Produce a character-for-character copy of the data below.

-=-=-=-=-

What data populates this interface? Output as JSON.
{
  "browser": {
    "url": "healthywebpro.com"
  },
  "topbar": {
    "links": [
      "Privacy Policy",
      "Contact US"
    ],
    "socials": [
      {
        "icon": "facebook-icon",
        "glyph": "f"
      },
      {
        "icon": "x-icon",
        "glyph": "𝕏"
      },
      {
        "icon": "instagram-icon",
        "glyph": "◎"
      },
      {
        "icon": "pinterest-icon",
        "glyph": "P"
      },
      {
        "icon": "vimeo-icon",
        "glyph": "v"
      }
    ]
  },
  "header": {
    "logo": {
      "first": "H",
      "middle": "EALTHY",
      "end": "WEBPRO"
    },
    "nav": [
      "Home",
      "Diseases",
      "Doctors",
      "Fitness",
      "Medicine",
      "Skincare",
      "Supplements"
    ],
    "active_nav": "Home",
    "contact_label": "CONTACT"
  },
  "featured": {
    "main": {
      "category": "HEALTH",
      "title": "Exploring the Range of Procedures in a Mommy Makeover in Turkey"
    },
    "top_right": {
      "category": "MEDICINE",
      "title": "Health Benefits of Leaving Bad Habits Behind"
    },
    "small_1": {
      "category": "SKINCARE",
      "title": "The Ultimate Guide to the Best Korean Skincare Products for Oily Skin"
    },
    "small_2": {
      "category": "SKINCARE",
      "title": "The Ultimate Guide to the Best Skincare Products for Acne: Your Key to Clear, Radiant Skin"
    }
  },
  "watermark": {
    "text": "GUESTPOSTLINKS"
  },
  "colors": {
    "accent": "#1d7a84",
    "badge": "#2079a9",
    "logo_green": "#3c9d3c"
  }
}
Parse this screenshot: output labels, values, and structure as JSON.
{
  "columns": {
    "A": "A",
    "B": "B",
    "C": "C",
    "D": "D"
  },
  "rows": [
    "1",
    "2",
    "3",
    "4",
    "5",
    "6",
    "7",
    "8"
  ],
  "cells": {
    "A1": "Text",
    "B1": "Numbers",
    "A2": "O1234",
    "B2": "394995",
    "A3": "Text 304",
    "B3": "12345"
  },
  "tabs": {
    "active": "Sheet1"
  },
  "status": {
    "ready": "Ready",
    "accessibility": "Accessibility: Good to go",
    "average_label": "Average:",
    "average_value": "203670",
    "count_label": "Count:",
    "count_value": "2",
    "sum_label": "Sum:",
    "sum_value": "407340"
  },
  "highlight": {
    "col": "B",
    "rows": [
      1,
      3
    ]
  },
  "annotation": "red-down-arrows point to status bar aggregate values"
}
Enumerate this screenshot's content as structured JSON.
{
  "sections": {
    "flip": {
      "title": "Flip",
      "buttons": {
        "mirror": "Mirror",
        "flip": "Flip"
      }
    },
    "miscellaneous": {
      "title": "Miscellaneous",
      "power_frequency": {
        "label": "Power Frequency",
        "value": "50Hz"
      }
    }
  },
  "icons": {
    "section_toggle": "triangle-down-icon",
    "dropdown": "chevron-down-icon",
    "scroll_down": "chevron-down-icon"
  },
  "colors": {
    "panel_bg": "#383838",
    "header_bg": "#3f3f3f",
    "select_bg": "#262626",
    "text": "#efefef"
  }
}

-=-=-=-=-

- **ANSWER TO THE PROBLEM**:
What data populates this interface? Output as JSON.
{
  "browser": {
    "url": "healthywebpro.com"
  },
  "topbar": {
    "links": [
      "Privacy Policy",
      "Contact US"
    ],
    "socials": [
      {
        "icon": "facebook-icon",
        "glyph": "f"
      },
      {
        "icon": "x-icon",
        "glyph": "𝕏"
      },
      {
        "icon": "instagram-icon",
        "glyph": "◎"
      },
      {
        "icon": "pinterest-icon",
        "glyph": "P"
      },
      {
        "icon": "vimeo-icon",
        "glyph": "v"
      }
    ]
  },
  "header": {
    "logo": {
      "first": "H",
      "middle": "EALTHY",
      "end": "WEBPRO"
    },
    "nav": [
      "Home",
      "Diseases",
      "Doctors",
      "Fitness",
      "Medicine",
      "Skincare",
      "Supplements"
    ],
    "active_nav": "Home",
    "contact_label": "CONTACT"
  },
  "featured": {
    "main": {
      "category": "HEALTH",
      "title": "Exploring the Range of Procedures in a Mommy Makeover in Turkey"
    },
    "top_right": {
      "category": "MEDICINE",
      "title": "Health Benefits of Leaving Bad Habits Behind"
    },
    "small_1": {
      "category": "SKINCARE",
      "title": "The Ultimate Guide to the Best Korean Skincare Products for Oily Skin"
    },
    "small_2": {
      "category": "SKINCARE",
      "title": "The Ultimate Guide to the Best Skincare Products for Acne: Your Key to Clear, Radiant Skin"
    }
  },
  "watermark": {
    "text": "GUESTPOSTLINKS"
  },
  "colors": {
    "accent": "#1d7a84",
    "badge": "#2079a9",
    "logo_green": "#3c9d3c"
  }
}
Parse this screenshot: output labels, values, and structure as JSON.
{
  "columns": {
    "A": "A",
    "B": "B",
    "C": "C",
    "D": "D"
  },
  "rows": [
    "1",
    "2",
    "3",
    "4",
    "5",
    "6",
    "7",
    "8"
  ],
  "cells": {
    "A1": "Text",
    "B1": "Numbers",
    "A2": "O1234",
    "B2": "394995",
    "A3": "Text 304",
    "B3": "12345"
  },
  "tabs": {
    "active": "Sheet1"
  },
  "status": {
    "ready": "Ready",
    "accessibility": "Accessibility: Good to go",
    "average_label": "Average:",
    "average_value": "203670",
    "count_label": "Count:",
    "count_value": "2",
    "sum_label": "Sum:",
    "sum_value": "407340"
  },
  "highlight": {
    "col": "B",
    "rows": [
      1,
      3
    ]
  },
  "annotation": "red-down-arrows point to status bar aggregate values"
}
Enumerate this screenshot's content as structured JSON.
{
  "sections": {
    "flip": {
      "title": "Flip",
      "buttons": {
        "mirror": "Mirror",
        "flip": "Flip"
      }
    },
    "miscellaneous": {
      "title": "Miscellaneous",
      "power_frequency": {
        "label": "Power Frequency",
        "value": "50Hz"
      }
    }
  },
  "icons": {
    "section_toggle": "triangle-down-icon",
    "dropdown": "chevron-down-icon",
    "scroll_down": "chevron-down-icon"
  },
  "colors": {
    "panel_bg": "#383838",
    "header_bg": "#3f3f3f",
    "select_bg": "#262626",
    "text": "#efefef"
  }
}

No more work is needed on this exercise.